*MATERIAL FOR THIS EXERCISE*
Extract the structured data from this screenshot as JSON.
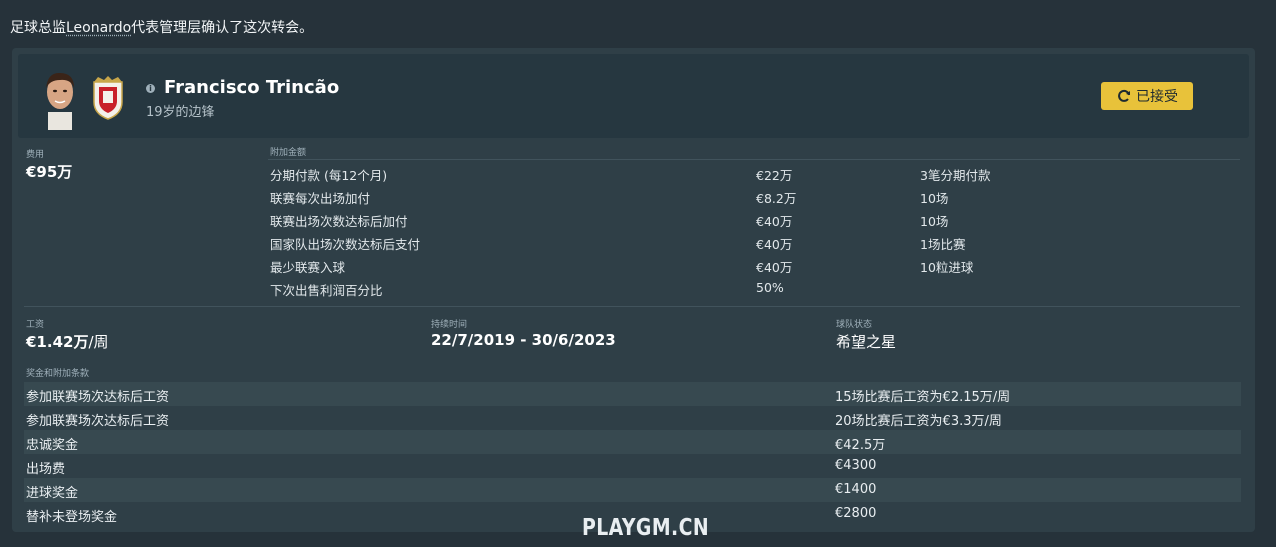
{
  "message": {
    "prefix": "足球总监",
    "director": "Leonardo",
    "suffix": "代表管理层确认了这次转会。"
  },
  "player": {
    "name": "Francisco Trincão",
    "subtitle": "19岁的边锋",
    "status_button": "已接受"
  },
  "fee": {
    "label": "费用",
    "value": "€95万"
  },
  "clauses": {
    "label": "附加金额",
    "rows": [
      {
        "name": "分期付款 (每12个月)",
        "amount": "€22万",
        "condition": "3笔分期付款"
      },
      {
        "name": "联赛每次出场加付",
        "amount": "€8.2万",
        "condition": "10场"
      },
      {
        "name": "联赛出场次数达标后加付",
        "amount": "€40万",
        "condition": "10场"
      },
      {
        "name": "国家队出场次数达标后支付",
        "amount": "€40万",
        "condition": "1场比赛"
      },
      {
        "name": "最少联赛入球",
        "amount": "€40万",
        "condition": "10粒进球"
      },
      {
        "name": "下次出售利润百分比",
        "amount": "50%",
        "condition": ""
      }
    ]
  },
  "wage": {
    "label": "工资",
    "value": "€1.42万",
    "unit": "/周"
  },
  "duration": {
    "label": "持续时间",
    "value": "22/7/2019 - 30/6/2023"
  },
  "squad_status": {
    "label": "球队状态",
    "value": "希望之星"
  },
  "bonuses": {
    "label": "奖金和附加条款",
    "rows": [
      {
        "name": "参加联赛场次达标后工资",
        "value": "15场比赛后工资为€2.15万/周"
      },
      {
        "name": "参加联赛场次达标后工资",
        "value": "20场比赛后工资为€3.3万/周"
      },
      {
        "name": "忠诚奖金",
        "value": "€42.5万"
      },
      {
        "name": "出场费",
        "value": "€4300"
      },
      {
        "name": "进球奖金",
        "value": "€1400"
      },
      {
        "name": "替补未登场奖金",
        "value": "€2800"
      }
    ]
  },
  "watermark": "PLAYGM.CN",
  "colors": {
    "accent": "#e8c23a",
    "panel": "#2f3f47",
    "background": "#26323a"
  },
  "icons": {
    "info": "info-icon",
    "refresh": "refresh-icon",
    "club": "sc-braga-crest"
  }
}
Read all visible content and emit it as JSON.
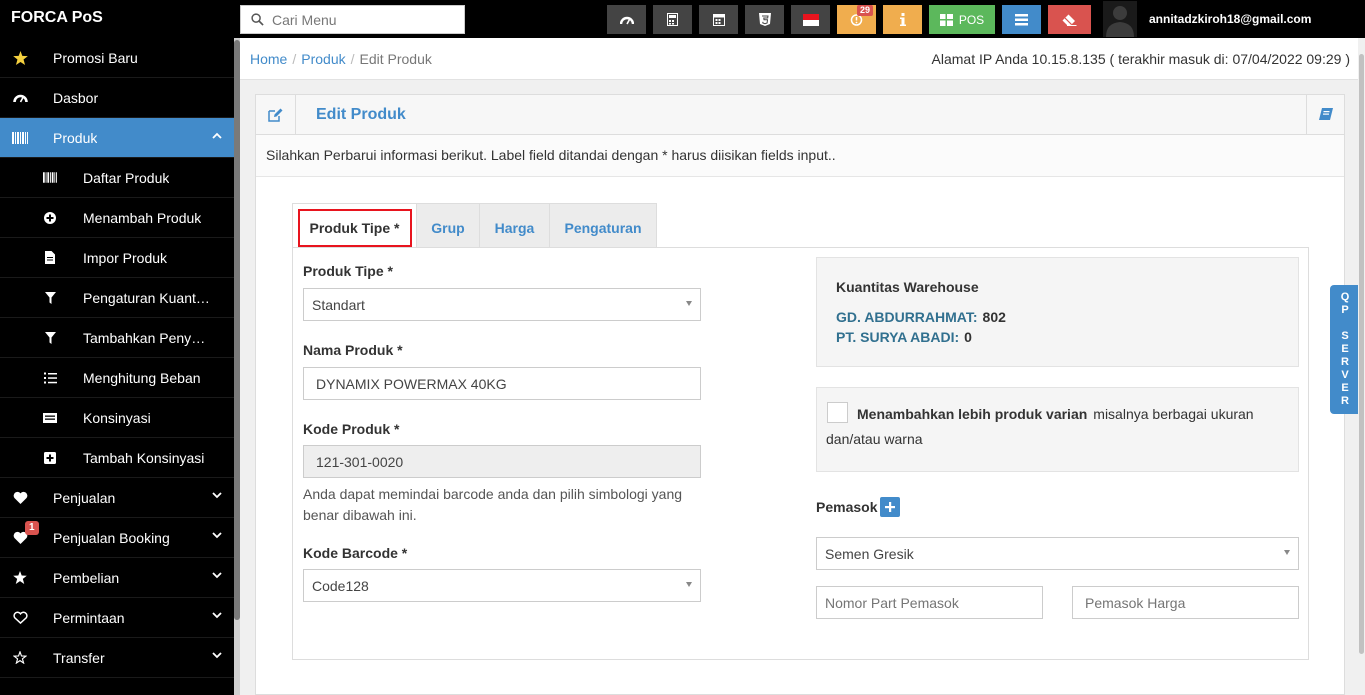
{
  "app": {
    "brand": "FORCA PoS"
  },
  "search": {
    "placeholder": "Cari Menu"
  },
  "toolbar": {
    "buttons": [
      {
        "icon": "dashboard-icon",
        "color": "#444444"
      },
      {
        "icon": "calculator-icon",
        "color": "#444444"
      },
      {
        "icon": "calendar-icon",
        "color": "#444444"
      },
      {
        "icon": "html5-icon",
        "color": "#444444"
      },
      {
        "icon": "indonesia-flag-icon",
        "color": "#444444"
      },
      {
        "icon": "alert-icon",
        "color": "#f0ad4e",
        "badge": "29"
      },
      {
        "icon": "info-icon",
        "color": "#f0ad4e"
      },
      {
        "icon": "pos-grid-icon",
        "color": "#5cb85c",
        "label": "POS"
      },
      {
        "icon": "list-icon",
        "color": "#428bca"
      },
      {
        "icon": "eraser-icon",
        "color": "#d9534f"
      }
    ],
    "user_email": "annitadzkiroh18@gmail.com"
  },
  "sidebar": {
    "items": [
      {
        "label": "Promosi Baru",
        "icon": "star-icon"
      },
      {
        "label": "Dasbor",
        "icon": "dashboard-icon"
      },
      {
        "label": "Produk",
        "icon": "barcode-icon",
        "active": true
      },
      {
        "label": "Daftar Produk",
        "icon": "barcode-icon",
        "sub": true
      },
      {
        "label": "Menambah Produk",
        "icon": "plus-circle-icon",
        "sub": true
      },
      {
        "label": "Impor Produk",
        "icon": "file-icon",
        "sub": true
      },
      {
        "label": "Pengaturan Kuantitas",
        "icon": "filter-icon",
        "sub": true
      },
      {
        "label": "Tambahkan Penyesuaian",
        "icon": "filter-icon",
        "sub": true
      },
      {
        "label": "Menghitung Beban",
        "icon": "list-ol-icon",
        "sub": true
      },
      {
        "label": "Konsinyasi",
        "icon": "card-icon",
        "sub": true
      },
      {
        "label": "Tambah Konsinyasi",
        "icon": "plus-square-icon",
        "sub": true
      },
      {
        "label": "Penjualan",
        "icon": "heart-icon"
      },
      {
        "label": "Penjualan Booking",
        "icon": "heart-icon",
        "badge": "1"
      },
      {
        "label": "Pembelian",
        "icon": "star-icon"
      },
      {
        "label": "Permintaan",
        "icon": "heart-outline-icon"
      },
      {
        "label": "Transfer",
        "icon": "star-outline-icon"
      }
    ]
  },
  "breadcrumb": {
    "home": "Home",
    "produk": "Produk",
    "current": "Edit Produk"
  },
  "ip_info": "Alamat IP Anda 10.15.8.135 ( terakhir masuk di: 07/04/2022 09:29 )",
  "panel": {
    "title": "Edit Produk",
    "intro": "Silahkan Perbarui informasi berikut. Label field ditandai dengan * harus diisikan fields input..",
    "tabs": [
      "Produk Tipe *",
      "Grup",
      "Harga",
      "Pengaturan"
    ]
  },
  "form": {
    "produk_tipe_label": "Produk Tipe *",
    "produk_tipe_value": "Standart",
    "nama_produk_label": "Nama Produk *",
    "nama_produk_value": "DYNAMIX POWERMAX 40KG",
    "kode_produk_label": "Kode Produk *",
    "kode_produk_value": "121-301-0020",
    "kode_produk_help": "Anda dapat memindai barcode anda dan pilih simbologi yang benar dibawah ini.",
    "kode_barcode_label": "Kode Barcode *",
    "kode_barcode_value": "Code128"
  },
  "warehouse": {
    "title": "Kuantitas Warehouse",
    "rows": [
      {
        "name": "GD. ABDURRAHMAT:",
        "qty": "802"
      },
      {
        "name": "PT. SURYA ABADI:",
        "qty": "0"
      }
    ]
  },
  "variant": {
    "bold": "Menambahkan lebih produk varian",
    "rest": "misalnya berbagai ukuran dan/atau warna"
  },
  "supplier": {
    "label": "Pemasok",
    "value": "Semen Gresik",
    "part_placeholder": "Nomor Part Pemasok",
    "price_placeholder": "Pemasok Harga"
  },
  "side_tab": "QP SERVER"
}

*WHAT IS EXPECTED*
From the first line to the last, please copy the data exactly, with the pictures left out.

*WRITTEN ANSWER*
Extract the structured data from this screenshot as JSON.
{
  "message": {
    "prefix": "足球总监",
    "director": "Leonardo",
    "suffix": "代表管理层确认了这次转会。"
  },
  "player": {
    "name": "Francisco Trincão",
    "subtitle": "19岁的边锋",
    "status_button": "已接受"
  },
  "fee": {
    "label": "费用",
    "value": "€95万"
  },
  "clauses": {
    "label": "附加金额",
    "rows": [
      {
        "name": "分期付款 (每12个月)",
        "amount": "€22万",
        "condition": "3笔分期付款"
      },
      {
        "name": "联赛每次出场加付",
        "amount": "€8.2万",
        "condition": "10场"
      },
      {
        "name": "联赛出场次数达标后加付",
        "amount": "€40万",
        "condition": "10场"
      },
      {
        "name": "国家队出场次数达标后支付",
        "amount": "€40万",
        "condition": "1场比赛"
      },
      {
        "name": "最少联赛入球",
        "amount": "€40万",
        "condition": "10粒进球"
      },
      {
        "name": "下次出售利润百分比",
        "amount": "50%",
        "condition": ""
      }
    ]
  },
  "wage": {
    "label": "工资",
    "value": "€1.42万",
    "unit": "/周"
  },
  "duration": {
    "label": "持续时间",
    "value": "22/7/2019 - 30/6/2023"
  },
  "squad_status": {
    "label": "球队状态",
    "value": "希望之星"
  },
  "bonuses": {
    "label": "奖金和附加条款",
    "rows": [
      {
        "name": "参加联赛场次达标后工资",
        "value": "15场比赛后工资为€2.15万/周"
      },
      {
        "name": "参加联赛场次达标后工资",
        "value": "20场比赛后工资为€3.3万/周"
      },
      {
        "name": "忠诚奖金",
        "value": "€42.5万"
      },
      {
        "name": "出场费",
        "value": "€4300"
      },
      {
        "name": "进球奖金",
        "value": "€1400"
      },
      {
        "name": "替补未登场奖金",
        "value": "€2800"
      }
    ]
  },
  "watermark": "PLAYGM.CN",
  "colors": {
    "accent": "#e8c23a",
    "panel": "#2f3f47",
    "background": "#26323a"
  },
  "icons": {
    "info": "info-icon",
    "refresh": "refresh-icon",
    "club": "sc-braga-crest"
  }
}
Read all visible content and emit it as JSON.
{
  "app": {
    "brand": "FORCA PoS"
  },
  "search": {
    "placeholder": "Cari Menu"
  },
  "toolbar": {
    "buttons": [
      {
        "icon": "dashboard-icon",
        "color": "#444444"
      },
      {
        "icon": "calculator-icon",
        "color": "#444444"
      },
      {
        "icon": "calendar-icon",
        "color": "#444444"
      },
      {
        "icon": "html5-icon",
        "color": "#444444"
      },
      {
        "icon": "indonesia-flag-icon",
        "color": "#444444"
      },
      {
        "icon": "alert-icon",
        "color": "#f0ad4e",
        "badge": "29"
      },
      {
        "icon": "info-icon",
        "color": "#f0ad4e"
      },
      {
        "icon": "pos-grid-icon",
        "color": "#5cb85c",
        "label": "POS"
      },
      {
        "icon": "list-icon",
        "color": "#428bca"
      },
      {
        "icon": "eraser-icon",
        "color": "#d9534f"
      }
    ],
    "user_email": "annitadzkiroh18@gmail.com"
  },
  "sidebar": {
    "items": [
      {
        "label": "Promosi Baru",
        "icon": "star-icon"
      },
      {
        "label": "Dasbor",
        "icon": "dashboard-icon"
      },
      {
        "label": "Produk",
        "icon": "barcode-icon",
        "active": true
      },
      {
        "label": "Daftar Produk",
        "icon": "barcode-icon",
        "sub": true
      },
      {
        "label": "Menambah Produk",
        "icon": "plus-circle-icon",
        "sub": true
      },
      {
        "label": "Impor Produk",
        "icon": "file-icon",
        "sub": true
      },
      {
        "label": "Pengaturan Kuantitas",
        "icon": "filter-icon",
        "sub": true
      },
      {
        "label": "Tambahkan Penyesuaian",
        "icon": "filter-icon",
        "sub": true
      },
      {
        "label": "Menghitung Beban",
        "icon": "list-ol-icon",
        "sub": true
      },
      {
        "label": "Konsinyasi",
        "icon": "card-icon",
        "sub": true
      },
      {
        "label": "Tambah Konsinyasi",
        "icon": "plus-square-icon",
        "sub": true
      },
      {
        "label": "Penjualan",
        "icon": "heart-icon"
      },
      {
        "label": "Penjualan Booking",
        "icon": "heart-icon",
        "badge": "1"
      },
      {
        "label": "Pembelian",
        "icon": "star-icon"
      },
      {
        "label": "Permintaan",
        "icon": "heart-outline-icon"
      },
      {
        "label": "Transfer",
        "icon": "star-outline-icon"
      }
    ]
  },
  "breadcrumb": {
    "home": "Home",
    "produk": "Produk",
    "current": "Edit Produk"
  },
  "ip_info": "Alamat IP Anda 10.15.8.135 ( terakhir masuk di: 07/04/2022 09:29 )",
  "panel": {
    "title": "Edit Produk",
    "intro": "Silahkan Perbarui informasi berikut. Label field ditandai dengan * harus diisikan fields input..",
    "tabs": [
      "Produk Tipe *",
      "Grup",
      "Harga",
      "Pengaturan"
    ]
  },
  "form": {
    "produk_tipe_label": "Produk Tipe *",
    "produk_tipe_value": "Standart",
    "nama_produk_label": "Nama Produk *",
    "nama_produk_value": "DYNAMIX POWERMAX 40KG",
    "kode_produk_label": "Kode Produk *",
    "kode_produk_value": "121-301-0020",
    "kode_produk_help": "Anda dapat memindai barcode anda dan pilih simbologi yang benar dibawah ini.",
    "kode_barcode_label": "Kode Barcode *",
    "kode_barcode_value": "Code128"
  },
  "warehouse": {
    "title": "Kuantitas Warehouse",
    "rows": [
      {
        "name": "GD. ABDURRAHMAT:",
        "qty": "802"
      },
      {
        "name": "PT. SURYA ABADI:",
        "qty": "0"
      }
    ]
  },
  "variant": {
    "bold": "Menambahkan lebih produk varian",
    "rest": "misalnya berbagai ukuran dan/atau warna"
  },
  "supplier": {
    "label": "Pemasok",
    "value": "Semen Gresik",
    "part_placeholder": "Nomor Part Pemasok",
    "price_placeholder": "Pemasok Harga"
  },
  "side_tab": "QP SERVER"
}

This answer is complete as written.